Saturday, September 3, 2011

Yes, You Can Prevent Forest Fires

Early last Monday morning while exploring the Thomas Lake cluster on the western edge of Indian Heaven Wilderness, we came across an empty campsite with the fire still smoldering (pictured). Can you see what’s wrong with this picture?

Fortunately, it was just plain luck that we noticed a forest fire in the making and put it out. We walked past it a couple times before what was happening really sunk in.

Although there were no flames and no visible smoke, the fire was burning slowly in the ground, extending beyond the fire pit and making its way toward the dry log to the right poised like a giant matchstick ready to ignite.

Immediately Matt sprang into action, pulling out his collapsible metal trowel to start stirring up the hot ashes. “Take my water bottle and yours and fill them up with water,” he instructed me. I scampered the 10 yards or so down a short steep bank to Thomas Lake, filled up both bottles, and dashed back.

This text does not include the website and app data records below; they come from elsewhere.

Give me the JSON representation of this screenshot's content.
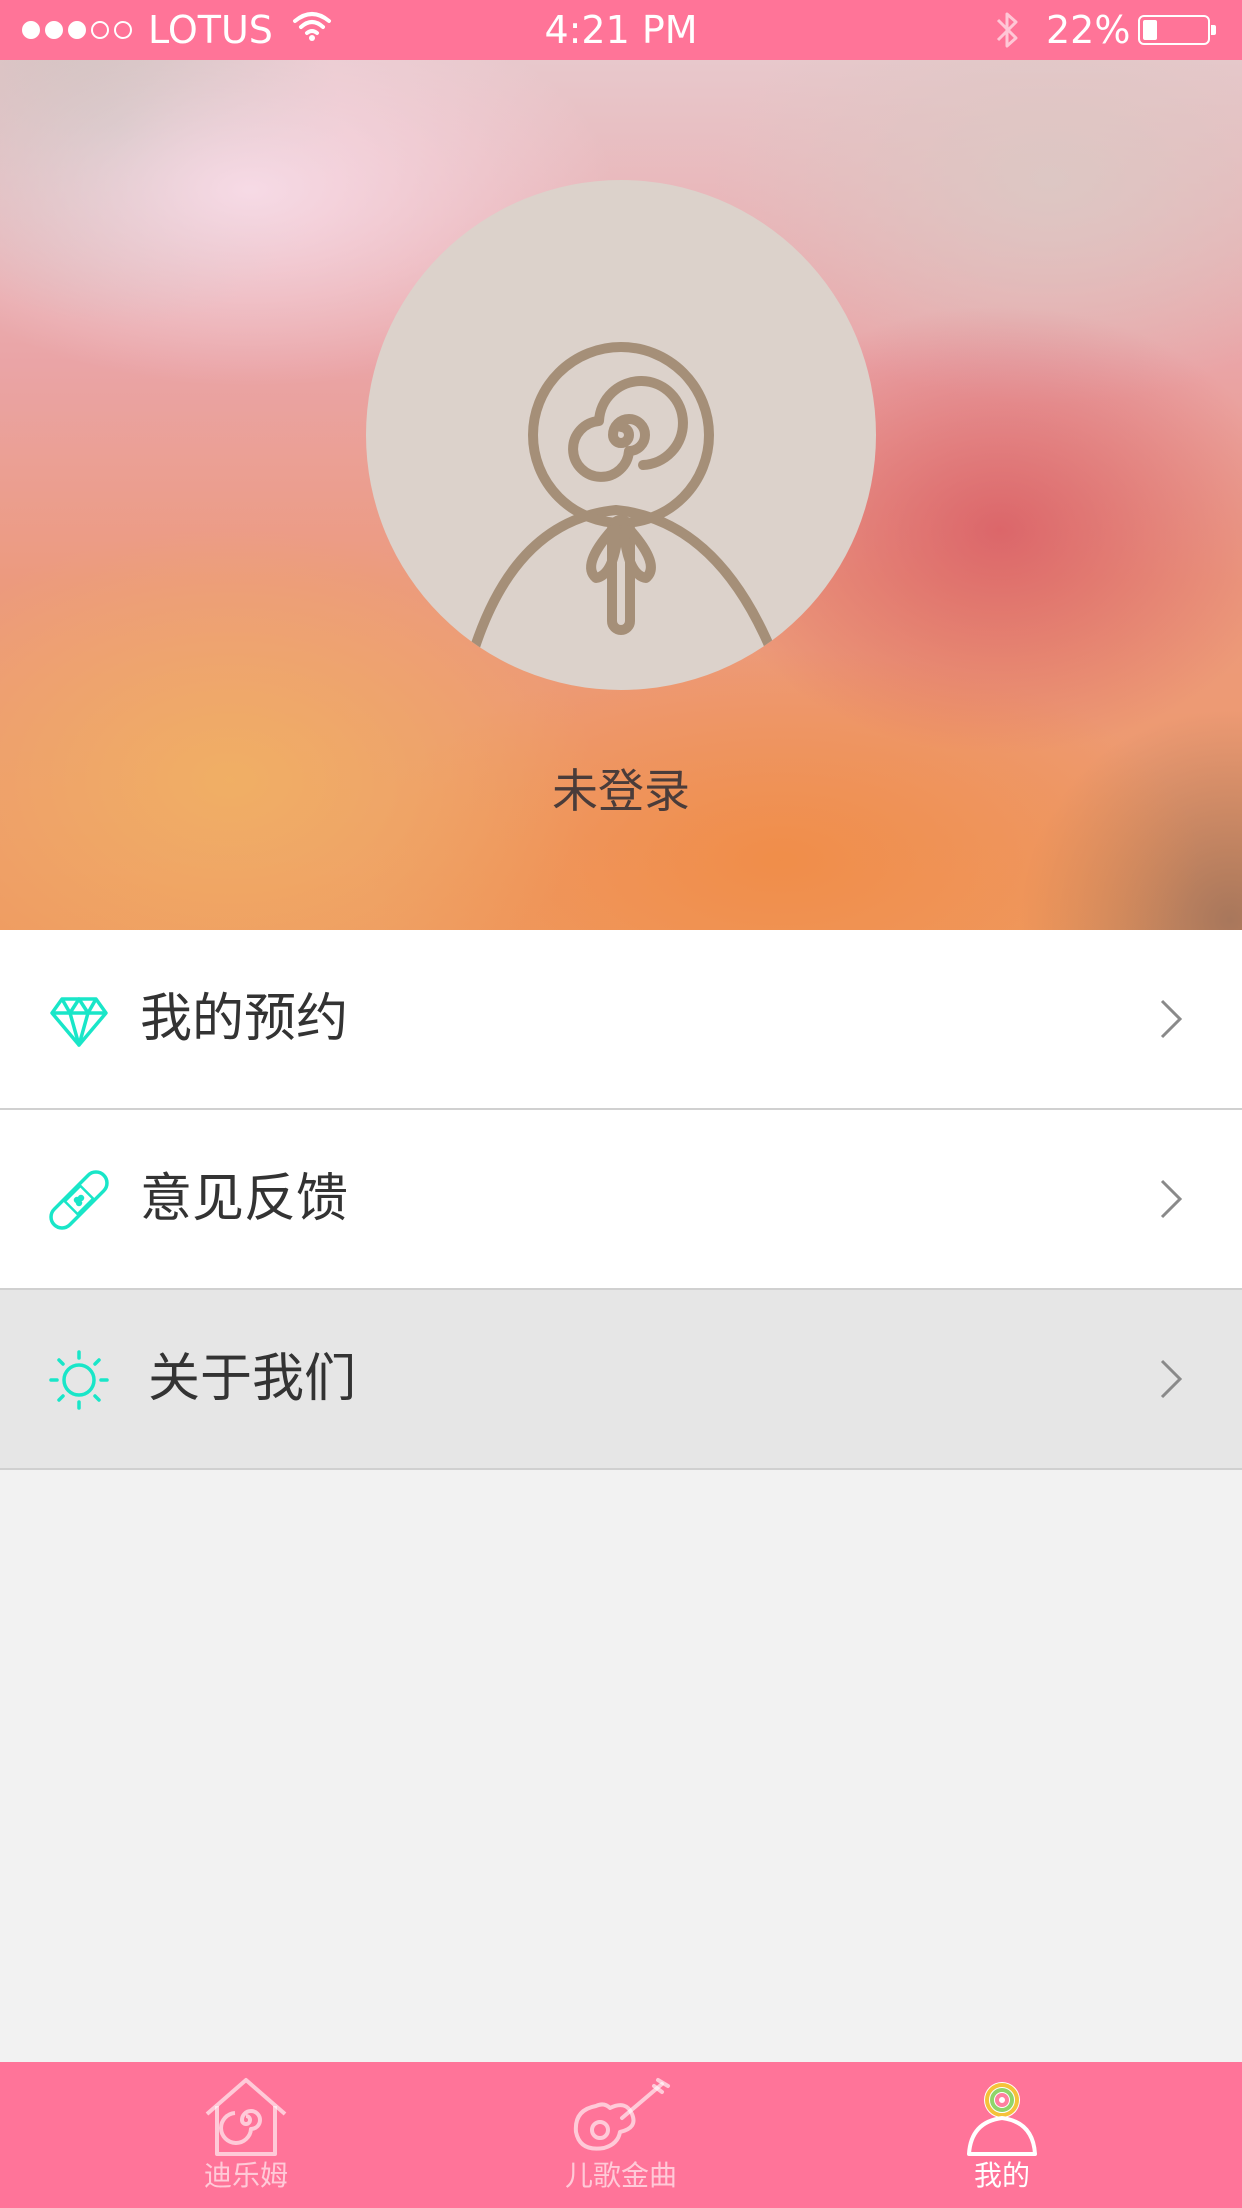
{
  "status_bar": {
    "carrier": "LOTUS",
    "time": "4:21 PM",
    "battery_percent": "22%",
    "battery_level": 0.22,
    "signal_bars_filled": 3,
    "signal_bars_total": 5
  },
  "profile": {
    "login_status": "未登录",
    "avatar_icon": "lollipop-avatar-icon"
  },
  "menu": {
    "items": [
      {
        "label": "我的预约",
        "icon": "diamond-icon"
      },
      {
        "label": "意见反馈",
        "icon": "bandage-icon"
      },
      {
        "label": "关于我们",
        "icon": "sun-icon"
      }
    ]
  },
  "tab_bar": {
    "tabs": [
      {
        "label": "迪乐姆",
        "icon": "house-icon",
        "active": false
      },
      {
        "label": "儿歌金曲",
        "icon": "violin-icon",
        "active": false
      },
      {
        "label": "我的",
        "icon": "profile-icon",
        "active": true
      }
    ]
  },
  "colors": {
    "brand_pink": "#ff7498",
    "accent_cyan": "#19e6c8",
    "avatar_stroke": "#a58f78"
  }
}
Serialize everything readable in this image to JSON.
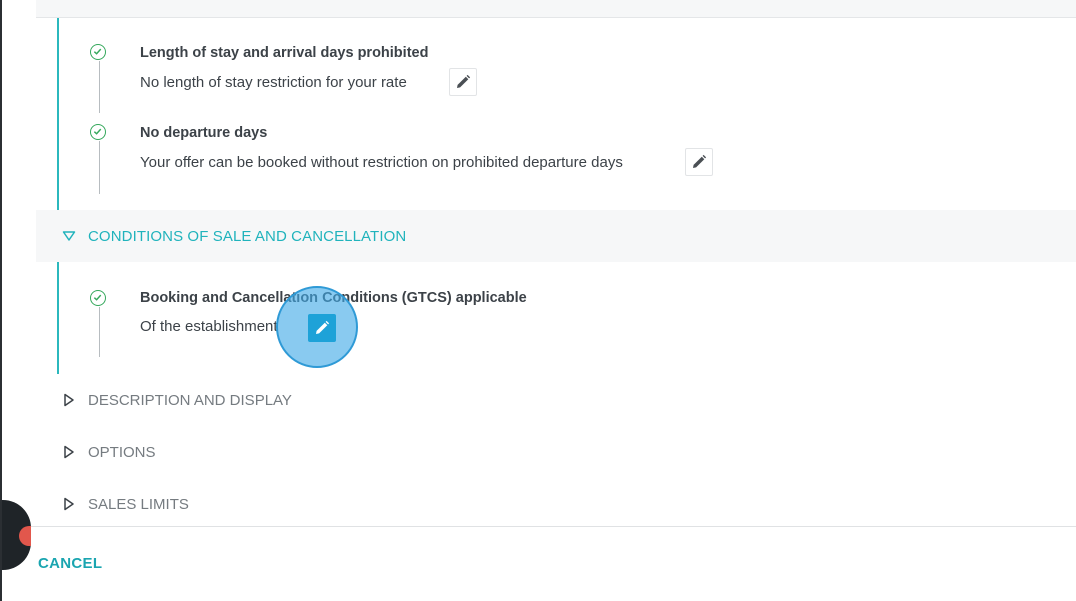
{
  "restrictions": {
    "items": [
      {
        "title": "Length of stay and arrival days prohibited",
        "subtitle": "No length of stay restriction for your rate"
      },
      {
        "title": "No departure days",
        "subtitle": "Your offer can be booked without restriction on prohibited departure days"
      }
    ]
  },
  "conditions": {
    "header": "CONDITIONS OF SALE AND CANCELLATION",
    "expanded": true,
    "items": [
      {
        "title": "Booking and Cancellation Conditions (GTCS) applicable",
        "subtitle": "Of the establishment"
      }
    ]
  },
  "sections": [
    {
      "label": "DESCRIPTION AND DISPLAY"
    },
    {
      "label": "OPTIONS"
    },
    {
      "label": "SALES LIMITS"
    }
  ],
  "footer": {
    "cancel_label": "CANCEL"
  },
  "colors": {
    "accent": "#20b3bc",
    "check": "#35a85c",
    "click_highlight": "#40aae6",
    "notification": "#e2574c"
  },
  "icons": {
    "step_status": "check-circle-icon",
    "edit": "pencil-icon",
    "expanded": "triangle-down-icon",
    "collapsed": "triangle-right-icon"
  }
}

As I poured water around the pit, smoke erupted from the ash, revealing hot spots. Matt stirred and dug, and I filled bottles and dashed down and back from the lake, pouring water in the overturned embers. After 20 minutes of this routine the fire safely succumbed.

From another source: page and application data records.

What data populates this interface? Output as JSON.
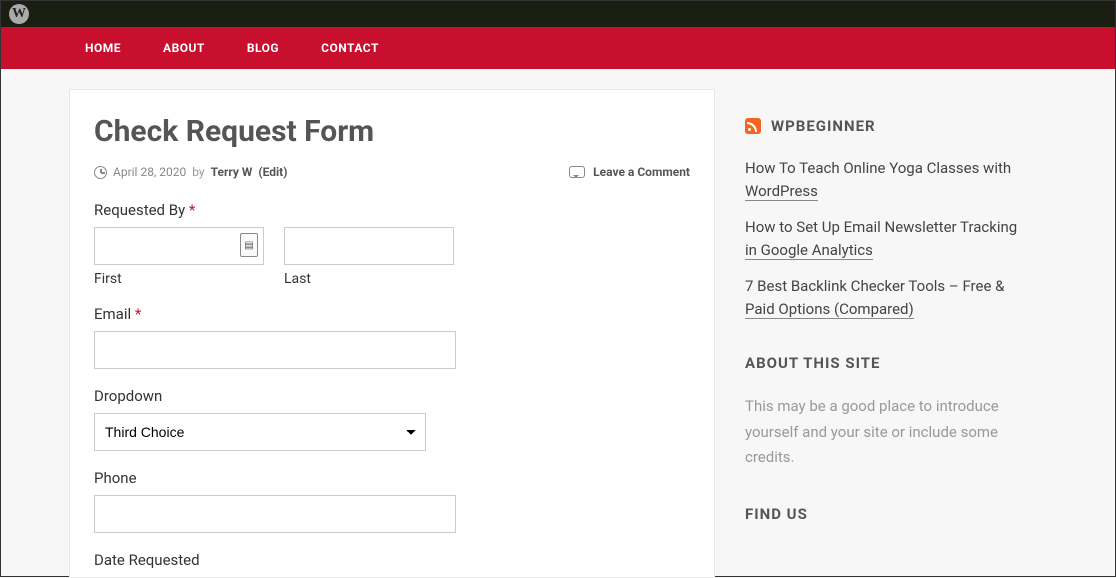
{
  "nav": {
    "items": [
      "HOME",
      "ABOUT",
      "BLOG",
      "CONTACT"
    ]
  },
  "page": {
    "title": "Check Request Form",
    "date": "April 28, 2020",
    "by": "by",
    "author": "Terry W",
    "edit": "(Edit)",
    "comment": "Leave a Comment"
  },
  "form": {
    "requested_by": {
      "label": "Requested By",
      "first": "First",
      "last": "Last"
    },
    "email": {
      "label": "Email"
    },
    "dropdown": {
      "label": "Dropdown",
      "value": "Third Choice"
    },
    "phone": {
      "label": "Phone"
    },
    "date_requested": {
      "label": "Date Requested"
    }
  },
  "sidebar": {
    "rss": {
      "title": "WPBEGINNER",
      "items": [
        {
          "line1": "How To Teach Online Yoga Classes with",
          "line2": "WordPress"
        },
        {
          "line1": "How to Set Up Email Newsletter Tracking",
          "line2": "in Google Analytics"
        },
        {
          "line1": "7 Best Backlink Checker Tools – Free &",
          "line2": "Paid Options (Compared)"
        }
      ]
    },
    "about": {
      "title": "ABOUT THIS SITE",
      "text": "This may be a good place to introduce yourself and your site or include some credits."
    },
    "find": {
      "title": "FIND US"
    }
  }
}
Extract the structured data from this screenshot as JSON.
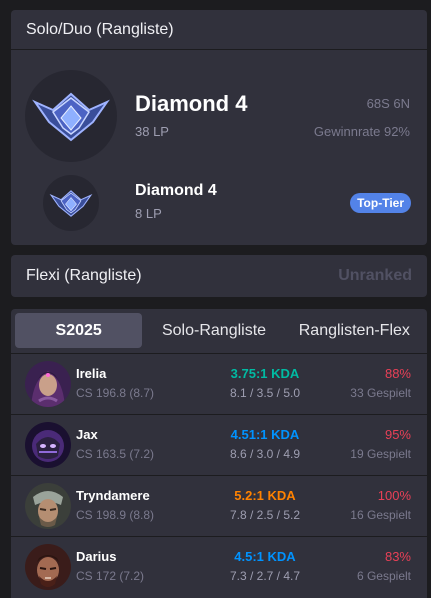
{
  "solo": {
    "title": "Solo/Duo (Rangliste)",
    "tier": "Diamond 4",
    "lp": "38 LP",
    "winloss": "68S 6N",
    "winrate": "Gewinnrate 92%",
    "peak_tier": "Diamond 4",
    "peak_lp": "8 LP",
    "badge": "Top-Tier",
    "badge_color": "#5383e8"
  },
  "flex": {
    "title": "Flexi (Rangliste)",
    "status": "Unranked"
  },
  "champions": {
    "tabs": [
      {
        "label": "S2025",
        "active": true
      },
      {
        "label": "Solo-Rangliste",
        "active": false
      },
      {
        "label": "Ranglisten-Flex",
        "active": false
      }
    ],
    "rows": [
      {
        "name": "Irelia",
        "cs": "CS 196.8 (8.7)",
        "kda": "3.75:1 KDA",
        "kda_color": "#00bba3",
        "kda_detail": "8.1 / 3.5 / 5.0",
        "winrate": "88%",
        "played": "33 Gespielt"
      },
      {
        "name": "Jax",
        "cs": "CS 163.5 (7.2)",
        "kda": "4.51:1 KDA",
        "kda_color": "#0093ff",
        "kda_detail": "8.6 / 3.0 / 4.9",
        "winrate": "95%",
        "played": "19 Gespielt"
      },
      {
        "name": "Tryndamere",
        "cs": "CS 198.9 (8.8)",
        "kda": "5.2:1 KDA",
        "kda_color": "#ff8200",
        "kda_detail": "7.8 / 2.5 / 5.2",
        "winrate": "100%",
        "played": "16 Gespielt"
      },
      {
        "name": "Darius",
        "cs": "CS 172 (7.2)",
        "kda": "4.5:1 KDA",
        "kda_color": "#0093ff",
        "kda_detail": "7.3 / 2.7 / 4.7",
        "winrate": "83%",
        "played": "6 Gespielt"
      }
    ]
  },
  "colors": {
    "winrate_high": "#e84057",
    "panel": "#31313c"
  },
  "icons": {
    "tier_emblem": "diamond-emblem-icon",
    "champion_portraits": [
      "irelia-portrait-icon",
      "jax-portrait-icon",
      "tryndamere-portrait-icon",
      "darius-portrait-icon"
    ]
  }
}
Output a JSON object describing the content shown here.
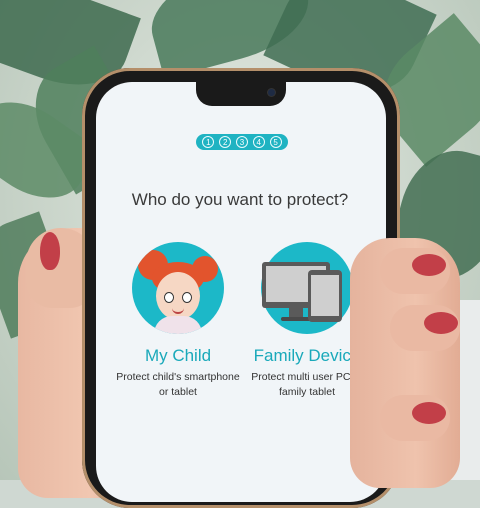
{
  "steps": [
    "1",
    "2",
    "3",
    "4",
    "5"
  ],
  "question": "Who do you want to protect?",
  "options": [
    {
      "title": "My Child",
      "description_line1": "Protect child's smartphone",
      "description_line2": "or tablet",
      "icon": "child-illustration-icon"
    },
    {
      "title": "Family Device",
      "description_line1": "Protect multi user PC or",
      "description_line2": "family tablet",
      "icon": "computer-tablet-illustration-icon"
    }
  ],
  "colors": {
    "accent": "#1fb3c2",
    "title_text": "#1aa9ba",
    "screen_bg": "#f1f5f8",
    "nail_polish": "#c23f48"
  }
}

“I think I lowered the lake level with all the water I carried out,” I joked.

While controlled burns are now understood to be valuable to forest health, careless and unintentional human-caused fires are always bad news—especially in designated and protected wilderness areas. Late summer is peak forest fire season, so it’s really not a good idea to have a campfire at all. Yes, campfires are mesmerizing and lovely, but they aren’t worth the risk. If you’re camping, bring a stove for cooking and flashlights for the dark.

Click here for more information on campfires and how to safely and thoroughly put out a campfire. Remember what Smokey Bear says and be a good camper!


JoAnn said...

Good catch! People are either careless or stupid. I guess that's how the big wildfire in Arizona startd--two cousins left the campfire unattended and went for a hike.

jill said...

Hey JoAnn! Welcome to Pacific Northwest Seasons! I didn't hear that about the big AZ wildfire, wow. I recall a huge fire a few years ago that was started when a ranger had burned a love letter at a campsite and it reignited. You can never be too careful! So I say no campfires at all this time of year.

JoAnn said...

We always chuckle when sometimes we can't get a campfire started that someone set a big blaze with one love letter! Must of been mighty dry. Been following your blog for awhile and really enjoy it. Move to the Forgotten Corner of Washington seven years ago and are really enjoying it.

jill said...

Hey JoAnn, Have been through your corner of the state some years ago on road trips but not enough. Glad you love it. Sounds like a blogworthy trip to take, alas won't happen this year for me before the snow flies. best, jill

Angela S said...

Hi Jill, thank you and to your friend for preventing another forest fire. And thanks for the educational post. I learned a little more about campfires. We used to camp when I was a kid and my parents always had rather large campfires. I had no idea how easy it is for them to spread underground. I didn't realize that's what the darkened soil represented.